FRANKFORT, Ky. (March 21, 2018) – The latest version of Kentucky’s next budget passed the Senate today – and it contained no new taxes.
“It reflects our priorities by committing to not raising taxes on hardworking Kentuckians for errors of omission or commission from previous generations of politicians,” said Senate Appropriations and Revenue Chair Christian McDaniel, R-Taylor Mill. “We placed high priority, and honored the requirement of the constitution, to present a balanced budget.”
He said the budget, contained in House Bill 200, reflects a commitment to public safety by investing in law enforcement, the state crime lab, frontline social workers and foster and adoption services.
McDaniel said HB 200, as amended in committee, further reflected a commitment to education. He said it did this by investing record amounts in per-pupil funding for schools, known as Support Education Excellence in Kentucky (SEEK), and funding school transportation at historic records. That’s in addition to moving to performance-based funding for the state’s eight public universities while ensuring funding for Western Kentucky University and Northern Kentucky University are on par with the state’s other six universities.

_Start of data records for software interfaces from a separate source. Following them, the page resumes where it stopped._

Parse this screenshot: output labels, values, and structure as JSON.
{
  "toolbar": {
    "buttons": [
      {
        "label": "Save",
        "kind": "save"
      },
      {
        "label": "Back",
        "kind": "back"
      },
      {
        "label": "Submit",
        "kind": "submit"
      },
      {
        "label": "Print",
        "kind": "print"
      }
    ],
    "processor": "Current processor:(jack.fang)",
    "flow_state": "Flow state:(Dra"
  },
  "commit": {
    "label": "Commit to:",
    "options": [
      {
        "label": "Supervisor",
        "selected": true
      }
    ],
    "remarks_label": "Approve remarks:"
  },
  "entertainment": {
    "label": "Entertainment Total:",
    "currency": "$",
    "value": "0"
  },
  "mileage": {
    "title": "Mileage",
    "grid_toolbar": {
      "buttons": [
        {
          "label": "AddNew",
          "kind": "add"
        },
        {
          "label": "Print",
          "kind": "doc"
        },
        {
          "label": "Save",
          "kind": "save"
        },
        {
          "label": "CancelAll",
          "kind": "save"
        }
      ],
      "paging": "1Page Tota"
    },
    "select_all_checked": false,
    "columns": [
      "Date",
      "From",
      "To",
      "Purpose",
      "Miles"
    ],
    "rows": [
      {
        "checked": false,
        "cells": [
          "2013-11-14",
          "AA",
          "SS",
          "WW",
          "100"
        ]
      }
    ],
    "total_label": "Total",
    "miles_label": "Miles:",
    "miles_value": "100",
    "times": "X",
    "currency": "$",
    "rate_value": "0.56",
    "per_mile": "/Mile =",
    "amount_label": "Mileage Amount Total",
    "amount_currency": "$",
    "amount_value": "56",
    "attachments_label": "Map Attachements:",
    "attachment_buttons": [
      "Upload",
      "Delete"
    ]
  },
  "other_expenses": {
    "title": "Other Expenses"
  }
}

“We also maintain our focus on solving the thorniest issue facing the commonwealth, which is the unfunded liabilities in our pension systems by investing record dollars into the Kentucky Retirement Systems, while fully funding the statutory requirement to the Kentucky Teachers’ Retirement System,” McDaniel said.
He added that the Senate’s version of the budget does not continue to fund the legislators’ own retirement plan. That money is instead budgeted for the Kentucky Employee Retirement System non-hazardous plan, which McDaniel said was the worst-funded pension in the nation.
The Senate plan added another $100 million per fiscal year for the state police retirement system. That is in addition to $425 million for the fiscal year 2019 and $392 for fiscal year ’20 for that non-hazardous retirement fund.
For the teachers’ retirement system, the Senate plan provided the 13 percent statutory required funding. While the Senate plan doesn’t contain $59.5 million for retired teachers’ health care, it would use a nearly $1 billion trust fund to pay for the insurance. McDaniel said the bill would also ensure the retirees’ premiums wouldn’t go up just because of that funding change.
The Senate plan added language to direct $8.5 million in the fiscal year 2019 to the state education department for local school districts that are impacted by the loss of tax revenue on unmined mineral assessments. That’s in addition to $1.75 million in each fiscal year for school technology in coal counties.
Those provisions, and others designed to help Eastern Kentucky, prompted Sen. Brandon Smith, R-Hazard, to praise the Senate plan. He said the budget would keep some Eastern Kentucky school districts from having to close their doors. Smith said, however, that he hopes more funding for the area could be added as the bill works its way through the remainder of the legislative process.
“But every investment comes with a cost,” McDaniel said. “We are not able to invest in many programs to attract new industries and create expansion opportunities, but we do invest in our most valuable resources. That is our teachers, public servants and our children.”
McDaniel said the governor’s proposed budget recommended reductions of 6.25 percent in the upcoming biennium in most budget areas. He said the Senate’s version of the budget generally applied the cut to the executive branch except for veterans’ affairs and state police.
Sen. Morgan McGarvey, D-Louisville, said legislators should have been given more time to review a measure that directs how Kentucky will spend about $22 billion over the next two fiscal years.
“But no matter what is in the budget, I don’t think that it fully and accurately captures the idea that we don’t have enough money to run the basic needs and obligations of state government as it currently exists,” he said. “Until we recognize that, and until we do something about that, we will not be passing or providing the funding for a government the people of Kentucky require.”
Sen. Tom Buford, R-Nicholasville, said the Senate vote was just a step in the process, adding the budget would change in a conference committee. That’s a group of legislators who meet for the purpose of reconciling differences between House and Senate versions of bills.
“Yes, to many this is a hard-candy Christmas,” he said in reference to the lean budget. “There comes a time when you have resources that are tight. We have a lot of issues here we have to deal with that are not normally on the table.”
He then warned of the chaos of not passing a budget.
“I can tell you that’s very unpleasant,” Buford said. “The schools don’t get their money. No one gets their money. You kind of leave it on the governor’s table to make these necessary government expenditures, and it is not fun.”
HB 200 passed by a 26-11 vote.
Also approved today were the amended legislative budget (House Bill 204) and judicial budget (House Bill 203), which where were passed by Senate votes 36-2 and 26-12 respectively. McDaniel said both HB 204 and HB 203 budgets contain 6.25 percent cuts for all non-constitutional functions.
All three bills now go back the House for consideration of the Senate changes.